- WORK INSTRUCTIONS
Show all lines of the entries in which the word "time" is found.

Entries from a dataset of interfaces:
⟨
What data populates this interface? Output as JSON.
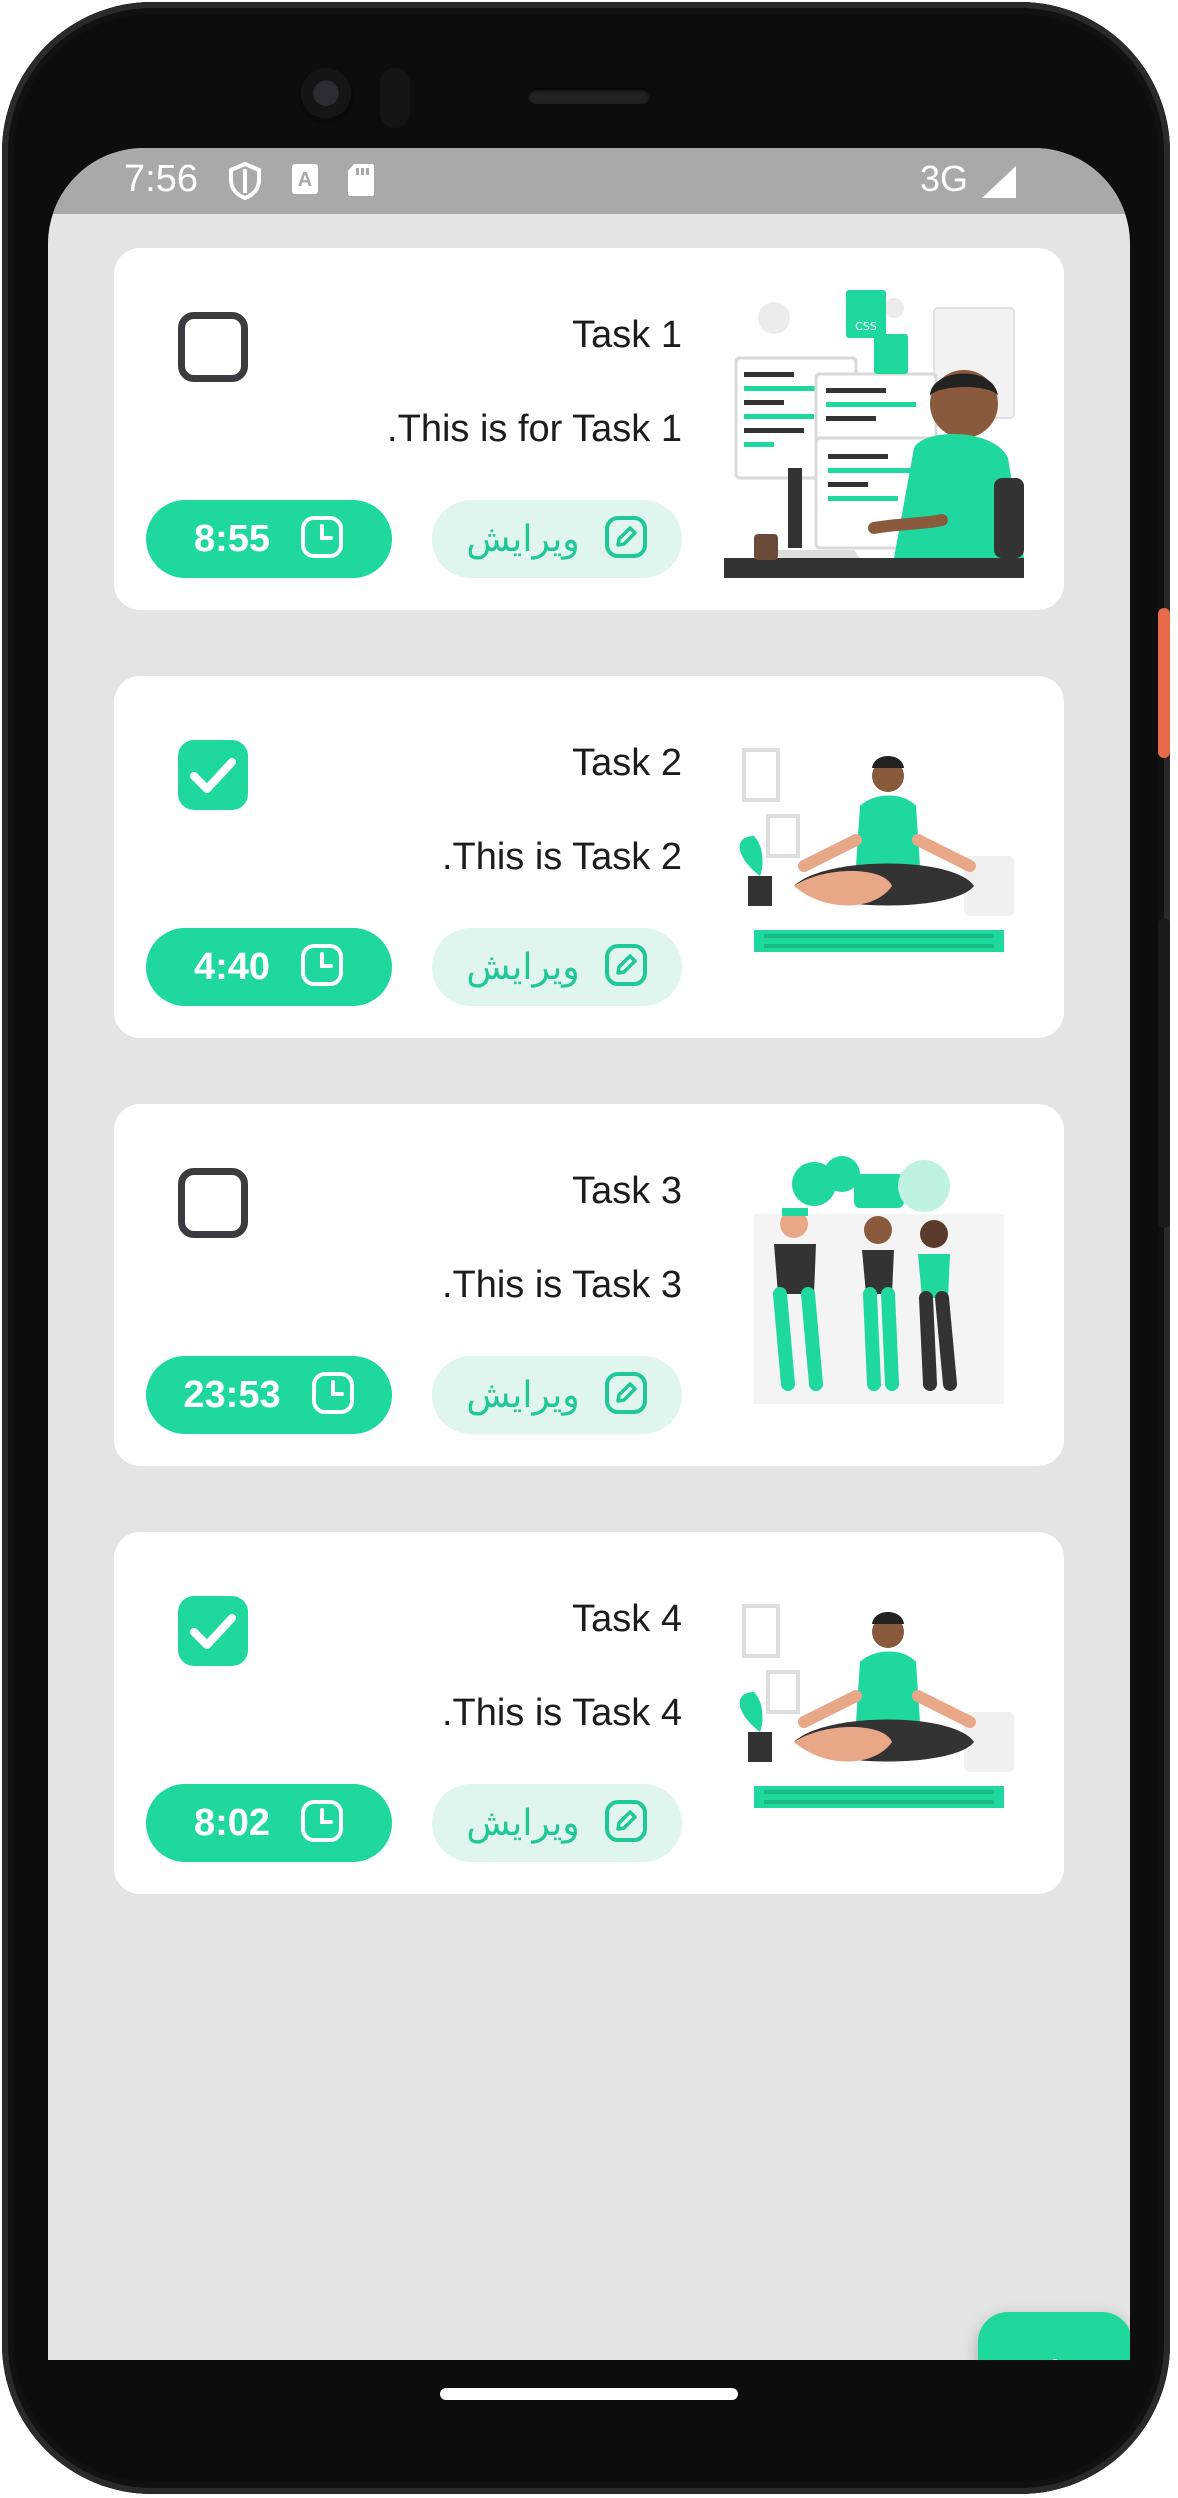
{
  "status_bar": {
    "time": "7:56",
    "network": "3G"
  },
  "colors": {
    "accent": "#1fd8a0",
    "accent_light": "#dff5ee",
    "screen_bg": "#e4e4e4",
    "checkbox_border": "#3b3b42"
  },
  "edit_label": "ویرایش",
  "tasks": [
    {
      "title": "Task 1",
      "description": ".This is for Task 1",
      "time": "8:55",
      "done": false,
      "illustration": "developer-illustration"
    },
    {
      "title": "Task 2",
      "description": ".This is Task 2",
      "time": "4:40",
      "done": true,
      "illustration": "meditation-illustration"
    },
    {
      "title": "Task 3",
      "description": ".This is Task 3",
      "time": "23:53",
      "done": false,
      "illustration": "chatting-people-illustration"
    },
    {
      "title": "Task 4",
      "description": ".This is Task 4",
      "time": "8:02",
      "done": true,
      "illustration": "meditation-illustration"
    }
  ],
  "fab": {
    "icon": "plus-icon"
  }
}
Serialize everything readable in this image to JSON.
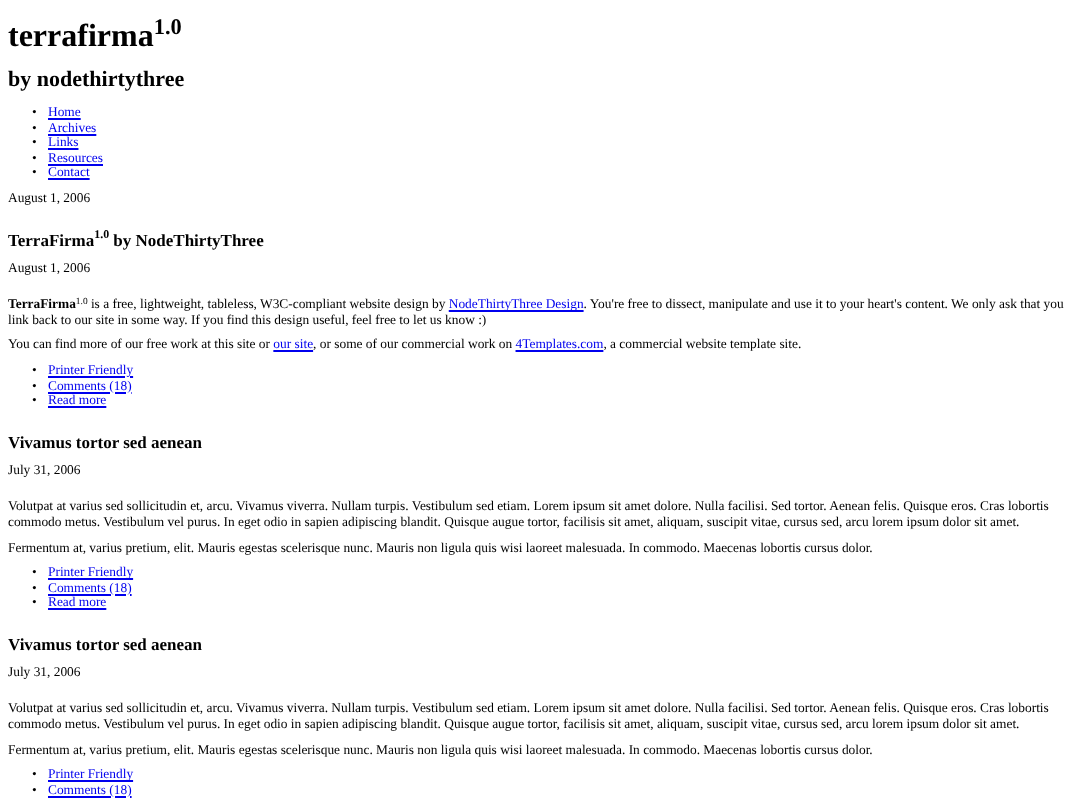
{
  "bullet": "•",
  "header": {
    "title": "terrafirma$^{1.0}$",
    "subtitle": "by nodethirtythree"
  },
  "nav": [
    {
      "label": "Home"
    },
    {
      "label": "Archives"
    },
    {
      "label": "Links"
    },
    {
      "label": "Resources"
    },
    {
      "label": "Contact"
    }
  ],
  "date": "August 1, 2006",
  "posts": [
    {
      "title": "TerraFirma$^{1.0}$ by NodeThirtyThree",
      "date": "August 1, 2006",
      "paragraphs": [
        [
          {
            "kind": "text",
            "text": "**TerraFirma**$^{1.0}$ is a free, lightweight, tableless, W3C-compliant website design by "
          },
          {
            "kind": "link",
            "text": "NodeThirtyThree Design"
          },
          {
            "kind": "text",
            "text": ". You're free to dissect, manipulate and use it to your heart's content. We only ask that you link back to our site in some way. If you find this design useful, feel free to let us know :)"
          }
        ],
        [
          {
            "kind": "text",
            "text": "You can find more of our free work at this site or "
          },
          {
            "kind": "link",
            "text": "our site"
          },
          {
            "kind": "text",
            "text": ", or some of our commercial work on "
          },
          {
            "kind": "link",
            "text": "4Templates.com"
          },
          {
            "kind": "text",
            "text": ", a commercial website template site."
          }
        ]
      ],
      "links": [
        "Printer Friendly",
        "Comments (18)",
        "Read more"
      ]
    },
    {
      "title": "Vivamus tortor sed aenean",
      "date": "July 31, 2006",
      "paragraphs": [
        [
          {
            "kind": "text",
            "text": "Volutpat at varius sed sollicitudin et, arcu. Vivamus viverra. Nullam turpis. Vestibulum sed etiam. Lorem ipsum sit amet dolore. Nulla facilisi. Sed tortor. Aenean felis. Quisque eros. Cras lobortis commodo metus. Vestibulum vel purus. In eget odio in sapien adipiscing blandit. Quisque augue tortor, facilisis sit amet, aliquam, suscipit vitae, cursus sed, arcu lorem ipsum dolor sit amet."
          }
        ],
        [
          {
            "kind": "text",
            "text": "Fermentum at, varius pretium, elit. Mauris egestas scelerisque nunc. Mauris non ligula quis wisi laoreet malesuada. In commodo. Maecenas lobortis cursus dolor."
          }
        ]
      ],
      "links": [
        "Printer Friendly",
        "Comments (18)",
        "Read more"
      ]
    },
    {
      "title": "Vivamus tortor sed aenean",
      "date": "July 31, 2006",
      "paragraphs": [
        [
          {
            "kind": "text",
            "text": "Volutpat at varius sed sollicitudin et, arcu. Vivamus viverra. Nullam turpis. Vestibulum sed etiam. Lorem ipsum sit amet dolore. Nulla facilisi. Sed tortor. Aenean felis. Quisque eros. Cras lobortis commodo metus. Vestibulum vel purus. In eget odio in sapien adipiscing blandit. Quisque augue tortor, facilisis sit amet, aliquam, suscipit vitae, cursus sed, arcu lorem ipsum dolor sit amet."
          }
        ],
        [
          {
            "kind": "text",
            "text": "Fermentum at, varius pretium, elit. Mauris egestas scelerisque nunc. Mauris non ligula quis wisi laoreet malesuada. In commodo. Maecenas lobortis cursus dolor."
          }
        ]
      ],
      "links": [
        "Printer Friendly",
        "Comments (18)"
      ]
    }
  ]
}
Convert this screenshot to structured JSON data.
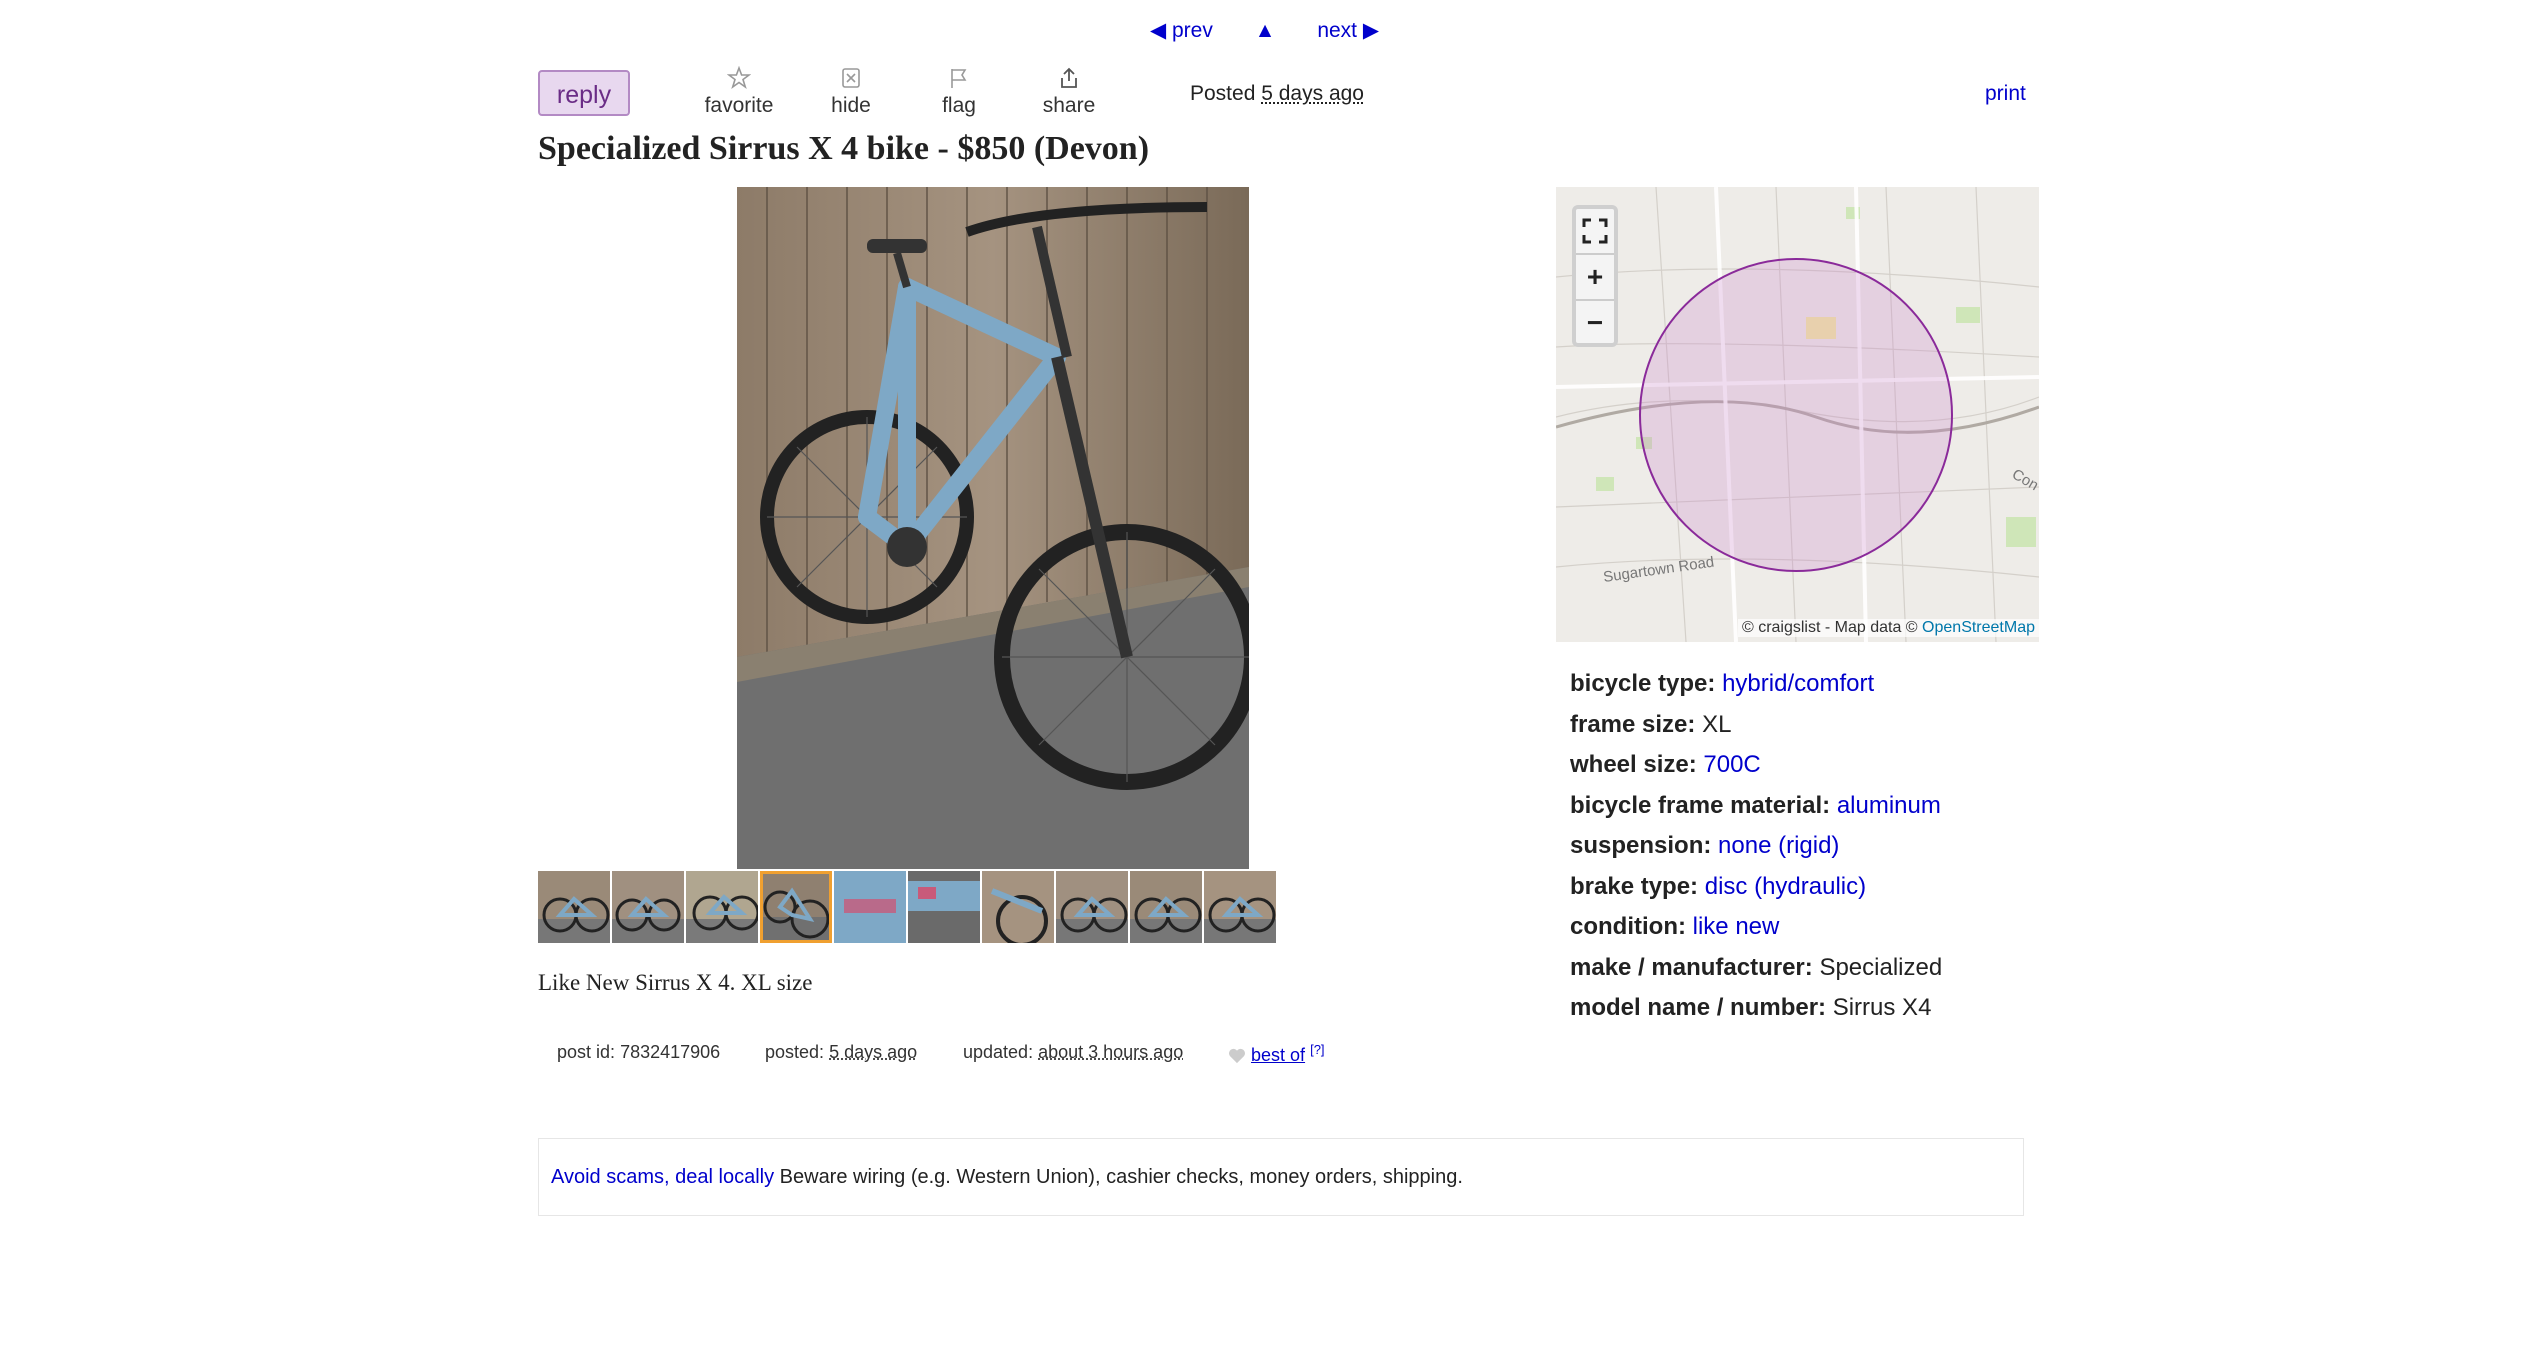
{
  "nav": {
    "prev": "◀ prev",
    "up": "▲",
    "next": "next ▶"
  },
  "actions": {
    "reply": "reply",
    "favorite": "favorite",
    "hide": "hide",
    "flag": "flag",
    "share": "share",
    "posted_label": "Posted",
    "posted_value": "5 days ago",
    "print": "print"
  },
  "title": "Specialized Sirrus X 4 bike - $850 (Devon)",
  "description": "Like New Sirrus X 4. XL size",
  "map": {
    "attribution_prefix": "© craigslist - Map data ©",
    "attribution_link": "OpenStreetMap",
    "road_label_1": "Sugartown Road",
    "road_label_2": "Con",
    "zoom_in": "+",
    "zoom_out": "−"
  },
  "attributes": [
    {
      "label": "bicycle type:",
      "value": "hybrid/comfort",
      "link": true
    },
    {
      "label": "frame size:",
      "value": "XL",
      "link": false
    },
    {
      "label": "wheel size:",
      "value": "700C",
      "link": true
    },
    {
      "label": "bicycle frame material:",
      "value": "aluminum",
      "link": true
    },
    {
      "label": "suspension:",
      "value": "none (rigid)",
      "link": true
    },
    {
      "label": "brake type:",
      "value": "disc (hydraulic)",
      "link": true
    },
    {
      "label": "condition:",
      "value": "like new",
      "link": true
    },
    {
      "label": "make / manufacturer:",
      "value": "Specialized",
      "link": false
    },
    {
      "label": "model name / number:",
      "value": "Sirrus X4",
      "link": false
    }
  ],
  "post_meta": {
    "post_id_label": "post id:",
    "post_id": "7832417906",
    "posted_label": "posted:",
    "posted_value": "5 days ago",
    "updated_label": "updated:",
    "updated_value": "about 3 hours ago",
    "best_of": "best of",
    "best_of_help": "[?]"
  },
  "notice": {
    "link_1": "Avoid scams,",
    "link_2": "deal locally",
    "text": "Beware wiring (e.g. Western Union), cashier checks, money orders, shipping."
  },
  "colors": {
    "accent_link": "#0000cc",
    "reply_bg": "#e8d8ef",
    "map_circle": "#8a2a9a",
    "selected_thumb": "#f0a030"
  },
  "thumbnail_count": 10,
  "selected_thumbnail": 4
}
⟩
- ANSWER BELOW
    "time": "7:56",
      "time": "8:55",
      "time": "4:40",
      "time": "23:53",
      "time": "8:02",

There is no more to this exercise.